_What you will do_.
In the material below, find every line containing "size" and copy that line.

_Given data_.
──────────────────────────────
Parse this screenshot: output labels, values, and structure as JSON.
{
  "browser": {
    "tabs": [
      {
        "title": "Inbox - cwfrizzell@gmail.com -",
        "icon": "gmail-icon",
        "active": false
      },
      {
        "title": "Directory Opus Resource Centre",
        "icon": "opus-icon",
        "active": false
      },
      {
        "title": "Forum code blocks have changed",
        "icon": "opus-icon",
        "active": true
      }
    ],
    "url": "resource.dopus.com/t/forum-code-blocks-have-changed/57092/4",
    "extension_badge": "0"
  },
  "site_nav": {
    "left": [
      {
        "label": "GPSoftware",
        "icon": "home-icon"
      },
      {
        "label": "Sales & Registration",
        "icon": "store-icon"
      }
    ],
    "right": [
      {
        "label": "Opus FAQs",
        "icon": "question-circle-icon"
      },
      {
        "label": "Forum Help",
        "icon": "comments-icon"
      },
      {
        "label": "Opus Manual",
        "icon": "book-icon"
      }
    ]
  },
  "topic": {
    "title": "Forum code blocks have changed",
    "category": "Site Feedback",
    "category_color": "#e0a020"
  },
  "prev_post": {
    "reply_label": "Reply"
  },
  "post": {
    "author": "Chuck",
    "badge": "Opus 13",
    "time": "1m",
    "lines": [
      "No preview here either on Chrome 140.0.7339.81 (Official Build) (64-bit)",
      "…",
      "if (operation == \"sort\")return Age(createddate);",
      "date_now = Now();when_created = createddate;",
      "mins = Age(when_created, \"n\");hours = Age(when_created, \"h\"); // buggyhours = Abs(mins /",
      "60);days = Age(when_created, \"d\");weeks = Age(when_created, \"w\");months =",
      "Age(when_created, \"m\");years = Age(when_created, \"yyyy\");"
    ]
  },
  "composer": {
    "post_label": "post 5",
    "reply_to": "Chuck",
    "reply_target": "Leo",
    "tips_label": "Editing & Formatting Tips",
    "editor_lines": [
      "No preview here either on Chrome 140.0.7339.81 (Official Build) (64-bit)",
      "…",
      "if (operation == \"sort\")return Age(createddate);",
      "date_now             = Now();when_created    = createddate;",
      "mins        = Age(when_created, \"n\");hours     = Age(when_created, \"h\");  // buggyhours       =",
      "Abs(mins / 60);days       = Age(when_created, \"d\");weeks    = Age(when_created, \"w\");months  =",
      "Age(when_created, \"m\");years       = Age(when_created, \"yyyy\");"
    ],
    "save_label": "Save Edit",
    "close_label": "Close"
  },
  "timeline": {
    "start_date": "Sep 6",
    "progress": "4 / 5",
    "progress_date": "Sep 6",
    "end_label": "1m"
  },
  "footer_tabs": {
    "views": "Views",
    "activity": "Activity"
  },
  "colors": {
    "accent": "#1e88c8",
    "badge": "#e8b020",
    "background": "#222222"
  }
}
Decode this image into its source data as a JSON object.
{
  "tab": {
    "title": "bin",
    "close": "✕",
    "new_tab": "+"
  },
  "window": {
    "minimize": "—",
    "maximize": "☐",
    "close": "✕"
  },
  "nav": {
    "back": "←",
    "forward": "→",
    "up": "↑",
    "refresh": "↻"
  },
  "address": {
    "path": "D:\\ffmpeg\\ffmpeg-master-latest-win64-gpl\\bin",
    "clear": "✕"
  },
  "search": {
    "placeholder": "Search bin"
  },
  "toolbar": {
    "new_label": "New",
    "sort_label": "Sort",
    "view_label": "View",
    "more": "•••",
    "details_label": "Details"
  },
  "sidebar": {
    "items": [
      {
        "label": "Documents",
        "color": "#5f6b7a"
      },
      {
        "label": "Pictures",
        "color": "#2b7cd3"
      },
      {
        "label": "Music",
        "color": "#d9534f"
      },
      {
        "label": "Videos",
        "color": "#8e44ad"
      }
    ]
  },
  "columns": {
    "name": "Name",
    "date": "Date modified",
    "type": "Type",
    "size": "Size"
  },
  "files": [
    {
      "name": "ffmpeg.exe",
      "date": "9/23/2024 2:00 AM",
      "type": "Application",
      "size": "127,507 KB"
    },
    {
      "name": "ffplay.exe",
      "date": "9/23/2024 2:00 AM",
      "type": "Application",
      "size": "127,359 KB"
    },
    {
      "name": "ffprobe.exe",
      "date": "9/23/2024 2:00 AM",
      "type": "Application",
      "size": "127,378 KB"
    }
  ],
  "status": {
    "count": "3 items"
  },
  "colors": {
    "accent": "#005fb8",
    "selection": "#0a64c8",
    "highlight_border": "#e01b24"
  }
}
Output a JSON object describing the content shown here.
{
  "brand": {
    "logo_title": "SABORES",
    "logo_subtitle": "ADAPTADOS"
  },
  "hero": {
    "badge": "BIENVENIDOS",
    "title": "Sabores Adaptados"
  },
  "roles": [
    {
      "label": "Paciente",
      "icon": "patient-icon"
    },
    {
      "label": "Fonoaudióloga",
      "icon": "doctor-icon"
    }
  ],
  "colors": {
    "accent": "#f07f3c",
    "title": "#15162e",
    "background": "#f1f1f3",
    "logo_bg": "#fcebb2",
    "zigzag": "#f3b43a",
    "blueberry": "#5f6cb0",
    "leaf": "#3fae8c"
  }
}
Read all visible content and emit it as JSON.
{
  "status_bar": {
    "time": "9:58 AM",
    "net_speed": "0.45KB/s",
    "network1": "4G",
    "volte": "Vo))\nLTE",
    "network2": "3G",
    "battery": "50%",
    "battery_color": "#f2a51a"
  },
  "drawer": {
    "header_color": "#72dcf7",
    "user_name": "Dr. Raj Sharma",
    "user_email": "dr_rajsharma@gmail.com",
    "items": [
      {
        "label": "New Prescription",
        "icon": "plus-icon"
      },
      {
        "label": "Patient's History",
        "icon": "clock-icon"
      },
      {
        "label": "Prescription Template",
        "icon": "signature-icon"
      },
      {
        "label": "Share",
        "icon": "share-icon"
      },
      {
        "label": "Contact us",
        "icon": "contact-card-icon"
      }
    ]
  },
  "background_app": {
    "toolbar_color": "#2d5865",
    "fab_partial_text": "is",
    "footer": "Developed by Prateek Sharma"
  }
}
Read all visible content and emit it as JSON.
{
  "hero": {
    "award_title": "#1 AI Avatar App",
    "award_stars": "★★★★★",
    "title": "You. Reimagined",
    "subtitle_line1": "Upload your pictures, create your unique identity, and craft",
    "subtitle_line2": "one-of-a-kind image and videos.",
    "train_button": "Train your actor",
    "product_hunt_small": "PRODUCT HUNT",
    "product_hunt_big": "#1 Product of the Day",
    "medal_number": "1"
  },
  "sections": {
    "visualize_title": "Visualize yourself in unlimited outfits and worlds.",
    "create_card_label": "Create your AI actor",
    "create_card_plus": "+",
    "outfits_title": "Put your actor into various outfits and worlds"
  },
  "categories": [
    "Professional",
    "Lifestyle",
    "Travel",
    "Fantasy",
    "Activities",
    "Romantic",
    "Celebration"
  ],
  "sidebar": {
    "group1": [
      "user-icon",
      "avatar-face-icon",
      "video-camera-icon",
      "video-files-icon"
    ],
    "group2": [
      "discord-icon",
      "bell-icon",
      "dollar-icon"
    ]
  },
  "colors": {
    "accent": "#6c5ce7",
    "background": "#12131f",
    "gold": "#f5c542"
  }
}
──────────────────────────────
_Task solution_.
    "size": "Size"
      "size": "127,507 KB"
      "size": "127,359 KB"
      "size": "127,378 KB"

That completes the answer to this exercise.